For example, the CPI’s 2019 report called on the Specialized Anti-Corruption Prosecutor’s Office to restore its credibility and leadership, it recommended greater independence for the National Anti-Corruption Bureau of Ukraine, noted the need for implementation of reforms at the National Agency on Corruption Prevention, and recommended stripping the Security Service of Ukraine and National Police of the power to fight economic crime. During the last two years, the CPI notes that authorities “hardly listen to the advice of the civil society and international partners… [and] sometimes actively obstructed the required changes.”
Ukrainians frustration with the public sector is not isolated within the business community. USAID/ENGAGE’s Civic Engagement Poll has shown that a majority of citizens have named corruption as a significant issue during the last three years (see figure below). Transparency International’s new report notes that such frustration fuels a growing lack of trust in government that erodes public confidence in political leaders, elected officials, and democratic processes.
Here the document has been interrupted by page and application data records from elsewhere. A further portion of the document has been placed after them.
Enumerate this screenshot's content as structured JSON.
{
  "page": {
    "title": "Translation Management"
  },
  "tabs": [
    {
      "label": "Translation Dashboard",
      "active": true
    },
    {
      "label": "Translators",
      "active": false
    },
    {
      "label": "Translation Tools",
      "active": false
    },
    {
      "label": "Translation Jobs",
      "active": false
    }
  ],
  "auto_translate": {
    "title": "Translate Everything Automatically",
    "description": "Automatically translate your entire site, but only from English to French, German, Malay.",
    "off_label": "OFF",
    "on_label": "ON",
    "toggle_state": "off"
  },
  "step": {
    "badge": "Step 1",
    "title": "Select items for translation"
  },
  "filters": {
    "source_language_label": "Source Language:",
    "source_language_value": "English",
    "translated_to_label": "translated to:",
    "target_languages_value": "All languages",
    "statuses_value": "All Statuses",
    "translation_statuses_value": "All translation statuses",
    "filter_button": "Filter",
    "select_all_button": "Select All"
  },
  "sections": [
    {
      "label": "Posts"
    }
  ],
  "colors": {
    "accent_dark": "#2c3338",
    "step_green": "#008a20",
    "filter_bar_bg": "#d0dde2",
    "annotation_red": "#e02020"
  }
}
While a lack of trust most certainly damages Ukraine’s economic and commercial environment, it also has damaging effects for the citizenry and efforts to engage in reform.
To fight corruption and prevent democratic backsliding in Ukraine, Transparency International stresses the need for an independent and professional judiciary and the removal of corrupt judges from high and low-level courts. The CPI report also cited the troubles surrounding the High Qualification Commission of Judges and High Council of Justice. USAID/ENGAGE partners have examined these bodies in recent months as new draft laws threaten their impartiality and independence by excluding international experts from the Commission’s appointment processes.
Having monitored those issues and the progress of judicial and justice-sector reforms, experts from the Centre for Legal and Policy Reform are unsurprised by the new CPI score. According to the Centre, anti-corruption reform has considerably slowed during the last year due to: stalled implementation in anti-corruption policy; a need to restart judicial and law enforcement systems; the lack of large scale privatization; poor transparency from the President of Ukraine, the Verkhovna Rada of Ukraine, its committees and deputies; a missing legal framework for state control over public information; and, loose control over the financing of political parties. The latter point aligns closely with the CPI’s larger thematic findings—“countries with stronger enforcement of campaign finance regulations have lower levels of corruption.”